Another example of this dynamic occurred in response to indications that the Obama White House might choose a less than tough approach to the Wall Street honchos whose investments led the U.S. into a national economic meltdown. A social media backlash hit the Obama administration just before the State of the Union address, and the president surprised his listeners with a commitment to a muscled-up federal task force to be coordinated with New York Attorney General Eric Schneiderman. The task force is supposed to go after financial fraud with more vigor than the settlement notions previously floated by Treasury Secretary Timothy Geithner and HUD Secretary Shaun Donovan. Given Schneiderman’s commitment to pursuing fraud, his appointment to the task force reflects the mobilization—largely online—of activists, including many progressives, to pressure the White House to be less forgiving to the nation’s mortgage lending malefactors.
Meanwhile, we are watching the hacking interventions of Anonymous in aid of WikiLeaks, Occupiers, and those fighting against what they see as overly-restrictive Internet copyright laws. And we are watching the increasingly linked nature of protests around the world.
We are all entering new political territory. Christopher Dodd is right when he says that the game has changed and that the moment is a watershed. But when we consider what might be ahead, the terrain is very unclear. Large, well-heeled systems are good at adjusting and, as we all know, power concedes nothing without a struggle. But those of us who have an interest in engaging in democracy may have other worries as well.
In the Komen case, it was very clear that Jeffrey Goldberg of The Atlantic played a huge part in helping to ground the response with his excellent article confirming that the defunding was a conscious political act. Do we understand the critical importance of good journalism/information in these efforts and are we protecting it? Do we have the attention span to look more closely at the breast cancer cause-marketing industry? And what does it mean when we align ourselves with the likes of Google? Not to sound paranoid, but their organizing power (in terms of how information is received) is enormous, but they have strong institutional interests that many are beginning to feel may not be completely aligned with that “don’t be evil” slogan of theirs.
We are all entering a new era in which technology is enabling activism in a different way. Critics might suggest that the ability of people to mobilize quickly online has a political and perhaps ethical downside. Defenders of SOPA or Komen might argue that these powerful and almost-instantaneous backlashes distorted the issues and undermined a more measured political dialogue that might have occurred in a different media environment. It doesn’t appear to us that Komen’s shifting explanations would have been helped by more time and less activism than would have occurred without activists’ access to new technology. But an exploration of the ethics of the new uses of technology always lags behind the actual applications of new technologies.

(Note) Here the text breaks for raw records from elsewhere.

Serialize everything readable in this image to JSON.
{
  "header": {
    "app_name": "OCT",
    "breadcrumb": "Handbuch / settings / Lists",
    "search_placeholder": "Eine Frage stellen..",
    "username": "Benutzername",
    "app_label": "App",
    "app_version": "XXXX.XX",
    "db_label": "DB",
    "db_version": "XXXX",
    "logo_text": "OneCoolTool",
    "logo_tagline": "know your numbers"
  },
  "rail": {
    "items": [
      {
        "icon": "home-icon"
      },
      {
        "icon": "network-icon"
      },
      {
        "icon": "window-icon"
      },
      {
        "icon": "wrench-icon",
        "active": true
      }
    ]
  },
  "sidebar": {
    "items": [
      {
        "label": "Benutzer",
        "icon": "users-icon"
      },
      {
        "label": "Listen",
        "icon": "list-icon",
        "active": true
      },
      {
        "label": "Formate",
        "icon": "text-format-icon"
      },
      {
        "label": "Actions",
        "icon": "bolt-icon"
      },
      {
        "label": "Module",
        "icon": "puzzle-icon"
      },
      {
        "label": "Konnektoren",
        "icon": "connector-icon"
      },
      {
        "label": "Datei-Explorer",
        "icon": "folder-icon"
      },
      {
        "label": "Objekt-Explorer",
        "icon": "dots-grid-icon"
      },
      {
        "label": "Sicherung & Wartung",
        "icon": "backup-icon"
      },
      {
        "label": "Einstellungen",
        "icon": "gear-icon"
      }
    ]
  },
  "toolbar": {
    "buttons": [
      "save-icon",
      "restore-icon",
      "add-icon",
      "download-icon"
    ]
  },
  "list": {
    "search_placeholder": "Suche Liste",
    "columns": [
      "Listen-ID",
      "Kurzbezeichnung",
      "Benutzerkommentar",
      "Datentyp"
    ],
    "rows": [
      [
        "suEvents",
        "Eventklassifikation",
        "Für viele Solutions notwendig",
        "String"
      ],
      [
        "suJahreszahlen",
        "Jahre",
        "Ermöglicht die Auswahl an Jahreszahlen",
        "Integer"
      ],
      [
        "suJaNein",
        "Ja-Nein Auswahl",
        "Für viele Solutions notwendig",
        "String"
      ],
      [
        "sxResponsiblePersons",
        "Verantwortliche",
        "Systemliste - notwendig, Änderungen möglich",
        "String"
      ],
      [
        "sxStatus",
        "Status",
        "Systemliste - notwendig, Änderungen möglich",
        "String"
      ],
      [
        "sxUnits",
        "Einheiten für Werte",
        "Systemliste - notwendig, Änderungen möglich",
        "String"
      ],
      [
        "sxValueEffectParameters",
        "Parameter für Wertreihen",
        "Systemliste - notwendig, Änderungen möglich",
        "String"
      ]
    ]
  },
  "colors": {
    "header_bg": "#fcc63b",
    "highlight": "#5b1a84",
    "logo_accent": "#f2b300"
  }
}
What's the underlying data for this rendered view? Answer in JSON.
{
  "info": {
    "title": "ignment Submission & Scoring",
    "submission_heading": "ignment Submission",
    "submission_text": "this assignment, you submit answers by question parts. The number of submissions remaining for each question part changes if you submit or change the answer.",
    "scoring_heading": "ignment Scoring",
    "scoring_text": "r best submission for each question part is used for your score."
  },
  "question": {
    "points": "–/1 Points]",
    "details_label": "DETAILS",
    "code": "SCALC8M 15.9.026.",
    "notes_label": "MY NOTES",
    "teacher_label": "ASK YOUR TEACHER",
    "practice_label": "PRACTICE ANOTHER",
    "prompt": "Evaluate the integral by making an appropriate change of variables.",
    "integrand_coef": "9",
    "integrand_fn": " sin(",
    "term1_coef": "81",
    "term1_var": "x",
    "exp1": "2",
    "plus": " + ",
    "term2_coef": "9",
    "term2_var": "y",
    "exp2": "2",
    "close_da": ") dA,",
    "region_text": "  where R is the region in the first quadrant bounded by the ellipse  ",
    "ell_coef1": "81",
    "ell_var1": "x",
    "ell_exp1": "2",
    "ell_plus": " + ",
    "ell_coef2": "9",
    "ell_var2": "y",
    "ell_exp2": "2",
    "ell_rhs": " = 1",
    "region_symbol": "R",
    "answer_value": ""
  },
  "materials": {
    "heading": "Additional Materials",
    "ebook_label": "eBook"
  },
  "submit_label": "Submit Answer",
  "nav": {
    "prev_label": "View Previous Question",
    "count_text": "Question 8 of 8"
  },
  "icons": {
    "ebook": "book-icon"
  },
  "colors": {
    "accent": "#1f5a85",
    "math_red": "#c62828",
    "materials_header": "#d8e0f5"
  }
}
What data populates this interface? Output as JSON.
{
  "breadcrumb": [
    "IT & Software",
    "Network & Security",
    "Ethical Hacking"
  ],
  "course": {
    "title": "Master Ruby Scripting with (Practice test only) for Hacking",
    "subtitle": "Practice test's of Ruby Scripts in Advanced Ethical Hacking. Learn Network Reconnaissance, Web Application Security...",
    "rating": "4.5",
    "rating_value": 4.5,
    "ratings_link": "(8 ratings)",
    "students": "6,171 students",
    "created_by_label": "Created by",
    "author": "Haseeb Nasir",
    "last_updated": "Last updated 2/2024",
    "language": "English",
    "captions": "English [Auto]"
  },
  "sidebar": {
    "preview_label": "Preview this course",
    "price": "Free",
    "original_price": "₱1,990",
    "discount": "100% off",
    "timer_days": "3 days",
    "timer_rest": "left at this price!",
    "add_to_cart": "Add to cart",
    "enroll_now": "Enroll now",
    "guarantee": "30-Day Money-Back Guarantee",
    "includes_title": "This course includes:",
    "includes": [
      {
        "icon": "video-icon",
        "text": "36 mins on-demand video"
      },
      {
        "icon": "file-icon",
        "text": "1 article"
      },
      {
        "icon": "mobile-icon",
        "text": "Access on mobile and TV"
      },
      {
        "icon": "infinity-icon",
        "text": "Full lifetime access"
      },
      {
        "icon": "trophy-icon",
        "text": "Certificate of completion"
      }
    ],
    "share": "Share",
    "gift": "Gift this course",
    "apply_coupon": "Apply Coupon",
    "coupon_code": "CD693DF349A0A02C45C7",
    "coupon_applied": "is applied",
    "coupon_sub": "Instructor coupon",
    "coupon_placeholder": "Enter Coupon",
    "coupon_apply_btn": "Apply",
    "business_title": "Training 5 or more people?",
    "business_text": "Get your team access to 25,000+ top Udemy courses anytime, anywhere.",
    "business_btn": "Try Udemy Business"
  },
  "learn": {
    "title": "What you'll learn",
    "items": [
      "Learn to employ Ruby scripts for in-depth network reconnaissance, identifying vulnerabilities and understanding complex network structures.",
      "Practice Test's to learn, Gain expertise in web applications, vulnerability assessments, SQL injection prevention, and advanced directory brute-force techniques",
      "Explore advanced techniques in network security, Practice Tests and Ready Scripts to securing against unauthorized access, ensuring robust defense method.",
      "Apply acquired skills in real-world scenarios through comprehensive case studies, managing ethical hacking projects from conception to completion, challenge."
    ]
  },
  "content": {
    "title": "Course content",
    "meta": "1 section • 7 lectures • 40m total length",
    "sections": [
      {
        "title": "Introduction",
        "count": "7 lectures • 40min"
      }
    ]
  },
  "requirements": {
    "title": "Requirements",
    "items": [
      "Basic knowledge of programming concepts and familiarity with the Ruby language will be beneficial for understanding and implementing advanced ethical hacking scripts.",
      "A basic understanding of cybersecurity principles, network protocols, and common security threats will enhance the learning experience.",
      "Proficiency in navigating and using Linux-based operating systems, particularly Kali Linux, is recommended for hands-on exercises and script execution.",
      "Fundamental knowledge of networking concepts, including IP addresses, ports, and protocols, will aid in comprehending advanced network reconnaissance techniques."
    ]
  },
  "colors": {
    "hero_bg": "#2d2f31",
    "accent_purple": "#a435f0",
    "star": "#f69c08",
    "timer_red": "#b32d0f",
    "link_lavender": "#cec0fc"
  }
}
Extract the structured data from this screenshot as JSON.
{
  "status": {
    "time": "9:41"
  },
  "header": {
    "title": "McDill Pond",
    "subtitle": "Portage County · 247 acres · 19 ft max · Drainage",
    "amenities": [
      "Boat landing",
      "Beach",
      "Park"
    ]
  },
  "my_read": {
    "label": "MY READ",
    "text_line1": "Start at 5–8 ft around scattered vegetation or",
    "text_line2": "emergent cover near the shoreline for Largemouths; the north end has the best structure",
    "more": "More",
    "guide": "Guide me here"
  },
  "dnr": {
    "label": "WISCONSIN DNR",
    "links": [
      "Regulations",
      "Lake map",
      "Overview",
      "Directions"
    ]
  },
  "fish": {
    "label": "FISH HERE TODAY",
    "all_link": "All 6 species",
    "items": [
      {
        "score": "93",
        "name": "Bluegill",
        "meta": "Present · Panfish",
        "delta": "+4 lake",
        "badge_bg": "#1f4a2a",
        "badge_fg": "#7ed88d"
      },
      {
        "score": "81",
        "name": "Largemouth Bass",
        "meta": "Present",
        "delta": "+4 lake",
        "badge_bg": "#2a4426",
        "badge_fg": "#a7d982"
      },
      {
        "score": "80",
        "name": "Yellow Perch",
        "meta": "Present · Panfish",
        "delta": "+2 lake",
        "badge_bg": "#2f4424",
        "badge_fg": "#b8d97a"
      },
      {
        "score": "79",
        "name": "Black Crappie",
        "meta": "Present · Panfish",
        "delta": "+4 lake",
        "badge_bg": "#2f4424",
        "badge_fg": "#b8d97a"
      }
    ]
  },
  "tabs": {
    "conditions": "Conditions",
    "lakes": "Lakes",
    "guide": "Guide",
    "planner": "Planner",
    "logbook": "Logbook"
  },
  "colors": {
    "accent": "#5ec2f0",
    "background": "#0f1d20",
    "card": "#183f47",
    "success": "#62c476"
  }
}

We would love NPQ readers to weigh in on the fast-paced online activism that showed its power and potential in these cases, inducing a national nonprofit, Congressional legislators, and the President of the United States to back off positions or make major modifications in their stances.